- Unseasonably Warm; Showers Late This Afternoon/Tonight It will be unseasonably mild today with high temperatures reaching the mid to upper 50s in a strengthening southerly flow warm air advection regime. However we will most likely fall short of record high temps given extensive cloud cover. It is also noted that record highs for most climo sites are into the lower 60s. It is unlikely that high temps will be that mild today. The 00Z HREF and consensus blend of most higher res guidance suggests that light rain showers will gradually move in from the west late this afternoon and more so for this evening. We have added mention of isolated convection to the forecast for this evening given steep mid level lapse rates. Potential for a few thunderstorms this evening is supported by the 00Z HREF. Our convective potential is mitigated by weak instability and timing. Timing for convection is more favorable off to our west across southern WI/northern IL. Nevertheless we expect at least isolated evening convection across portions of our area. It still looks we have a better chance for some record high temps Friday with the help of some sun in the wake of the departing shortwave. Record high temps Friday are also several degrees lower than today. The relatively best chc for some record high temps will be inland from Lake MI and mainly near to east of US-131. - Chances for Rain and Snow This Weekend into Next Week There are a few chances for precipitation this weekend into next week.
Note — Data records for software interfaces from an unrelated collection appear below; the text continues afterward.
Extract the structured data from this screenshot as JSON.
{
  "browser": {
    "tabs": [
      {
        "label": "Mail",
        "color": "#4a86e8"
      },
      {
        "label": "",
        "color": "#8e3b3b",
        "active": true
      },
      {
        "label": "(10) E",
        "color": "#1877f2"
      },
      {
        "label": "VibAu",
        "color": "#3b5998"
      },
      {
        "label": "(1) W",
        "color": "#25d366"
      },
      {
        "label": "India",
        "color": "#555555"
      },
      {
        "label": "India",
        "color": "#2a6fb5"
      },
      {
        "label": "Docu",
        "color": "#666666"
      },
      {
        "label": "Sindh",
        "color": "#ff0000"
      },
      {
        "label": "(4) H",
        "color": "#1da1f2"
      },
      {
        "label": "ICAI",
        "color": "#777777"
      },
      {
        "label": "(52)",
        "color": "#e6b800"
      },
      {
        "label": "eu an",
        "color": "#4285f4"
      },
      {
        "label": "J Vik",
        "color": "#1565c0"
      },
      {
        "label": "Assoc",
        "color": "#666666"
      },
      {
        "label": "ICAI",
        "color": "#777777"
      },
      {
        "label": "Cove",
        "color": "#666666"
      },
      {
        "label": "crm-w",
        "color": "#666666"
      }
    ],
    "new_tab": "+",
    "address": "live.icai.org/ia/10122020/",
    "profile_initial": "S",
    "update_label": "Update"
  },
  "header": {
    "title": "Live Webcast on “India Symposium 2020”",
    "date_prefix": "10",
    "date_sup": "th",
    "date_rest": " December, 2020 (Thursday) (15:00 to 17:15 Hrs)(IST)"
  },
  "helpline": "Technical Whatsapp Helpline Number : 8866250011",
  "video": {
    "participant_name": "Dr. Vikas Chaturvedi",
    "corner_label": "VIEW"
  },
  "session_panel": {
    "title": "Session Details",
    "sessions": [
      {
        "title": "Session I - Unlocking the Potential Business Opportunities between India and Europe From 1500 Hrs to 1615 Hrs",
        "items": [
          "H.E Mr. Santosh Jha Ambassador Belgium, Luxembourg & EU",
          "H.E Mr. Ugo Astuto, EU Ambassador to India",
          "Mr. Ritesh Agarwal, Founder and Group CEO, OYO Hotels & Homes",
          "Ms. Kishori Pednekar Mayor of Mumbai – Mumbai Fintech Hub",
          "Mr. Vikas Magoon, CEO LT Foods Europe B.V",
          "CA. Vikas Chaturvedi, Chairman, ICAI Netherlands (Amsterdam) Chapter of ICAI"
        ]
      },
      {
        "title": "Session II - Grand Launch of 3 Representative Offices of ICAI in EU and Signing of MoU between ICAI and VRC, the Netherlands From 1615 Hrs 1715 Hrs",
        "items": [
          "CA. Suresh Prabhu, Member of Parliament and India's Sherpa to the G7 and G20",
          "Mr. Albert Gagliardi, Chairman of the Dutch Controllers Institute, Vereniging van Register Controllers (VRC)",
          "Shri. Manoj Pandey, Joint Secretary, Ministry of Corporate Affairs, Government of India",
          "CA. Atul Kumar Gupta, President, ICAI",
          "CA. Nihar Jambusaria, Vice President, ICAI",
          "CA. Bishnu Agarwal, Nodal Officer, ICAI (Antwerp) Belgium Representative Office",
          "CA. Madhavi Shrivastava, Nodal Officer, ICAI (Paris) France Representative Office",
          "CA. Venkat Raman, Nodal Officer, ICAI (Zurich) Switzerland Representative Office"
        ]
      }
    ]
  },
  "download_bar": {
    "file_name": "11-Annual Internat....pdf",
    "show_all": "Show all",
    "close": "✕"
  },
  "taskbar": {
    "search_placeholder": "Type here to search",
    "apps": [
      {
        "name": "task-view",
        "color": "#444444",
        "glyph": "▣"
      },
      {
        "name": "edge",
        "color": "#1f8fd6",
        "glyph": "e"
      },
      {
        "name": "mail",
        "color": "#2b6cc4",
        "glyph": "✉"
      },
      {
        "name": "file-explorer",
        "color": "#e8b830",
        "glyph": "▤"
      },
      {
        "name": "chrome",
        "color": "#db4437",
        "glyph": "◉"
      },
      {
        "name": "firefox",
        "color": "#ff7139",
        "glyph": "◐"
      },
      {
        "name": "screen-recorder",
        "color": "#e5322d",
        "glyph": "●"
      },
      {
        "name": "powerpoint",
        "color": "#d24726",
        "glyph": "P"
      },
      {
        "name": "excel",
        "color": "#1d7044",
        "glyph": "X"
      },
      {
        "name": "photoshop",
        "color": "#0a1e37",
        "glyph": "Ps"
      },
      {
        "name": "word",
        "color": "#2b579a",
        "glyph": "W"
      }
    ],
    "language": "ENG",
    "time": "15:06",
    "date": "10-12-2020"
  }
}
The first is for Friday night into Saturday with a shortwave trough advecting through the area. There is a decent amount of frontogenesis both the in the low and mid levels as the front moves through early Saturday morning. Precipitation will largely be rain, but areas along US-10 could see some light snow, but chances are lower for precipitation in this region (around 20 percent). Farther south there could be an isolated rumble of thunder as there could be enough instability. - Temperatures Trend Back to Normal Behind the front we move more into northwest flow allowing for various shortwaves to track in from the north. This will also bring cooler, more seasonable air with highs in the 30s and lows in the 20s. That being said, any precipitation that is seen next week looks to be in the form of snow. A low pressure system tracks south of the area Monday with the precipitation shield clipping the area at this time. A shift north would increase chances, while a shift south would decrease and potentially eliminate any chances for accumulating snow. There is a decent spread in the ensemble members that show this with a large spread in snowfall amounts.